Motorola going Mobile? Not on my watch.
There are very few states where of New Jersey would feel bullish enough to try and poach a business from a high tax climate. Yet, Illinois has made the grade, thanks to an increase in income and corporate tax that roughly doubled at the beginning of 2011. Governor Pat Quinn actually went onto the floor of the Illinois Legislature when the measure passed to thank the Sens. and Reps.
The confidence of neighboring states took a hit, though, when the larger corporate entities, such as Sears, the Chicago Mercantile Exhchange and Caterpillar, sensibly started exploring cheaper places to do business. Naturally, they announced this with press releases. Naturally, the state of Illinois panicked, and reversed course, but ONLY for these big corporations and lower-income families (although it's a tax credit, relying on the hoary old gamble that most eligible won't file for it). Here's the bill, if you can get through it.

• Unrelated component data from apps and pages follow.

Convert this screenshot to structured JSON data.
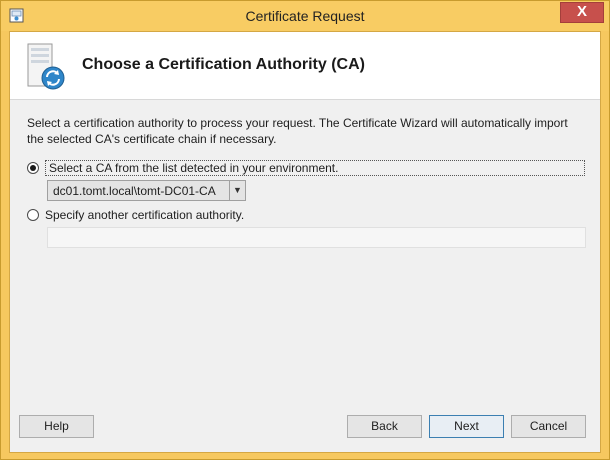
{
  "window": {
    "title": "Certificate Request",
    "close_glyph": "X",
    "accent": "#f8cc63"
  },
  "header": {
    "title": "Choose a Certification Authority (CA)",
    "icon": "server-sync-icon"
  },
  "description": "Select a certification authority to process your request. The Certificate Wizard will automatically import the selected CA's certificate chain if necessary.",
  "options": {
    "detected": {
      "label": "Select a CA from the list detected in your environment.",
      "checked": true,
      "selected_ca": "dc01.tomt.local\\tomt-DC01-CA"
    },
    "specify": {
      "label": "Specify another certification authority.",
      "checked": false,
      "value": ""
    }
  },
  "buttons": {
    "help": "Help",
    "back": "Back",
    "next": "Next",
    "cancel": "Cancel"
  }
}
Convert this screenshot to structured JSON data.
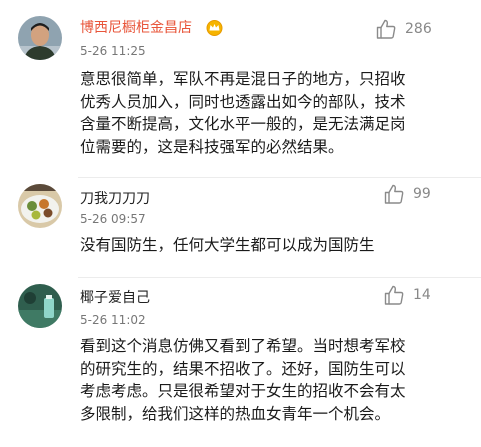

The Bag Holders
The catch of course, is that small to medium sized businesses still pay the higher rates. The hardware store, the feed store, the shoe store, etc. can't flee their customer base. They certainly don't have a voice in government to get a sweetheart tax deal, as do their middle-class customers.
Also suffering, as they have been for years, are the towns and school districts who need money to keep operating,but watch helplessly as the state government allows for-profit entities to not pay taxes.
Everyone owes a share of taxes. Everyone. Yet, in the spirit of bipartisan fiascoes, Illinois demonstrates the folly of state privilege that makes the many pay for the few.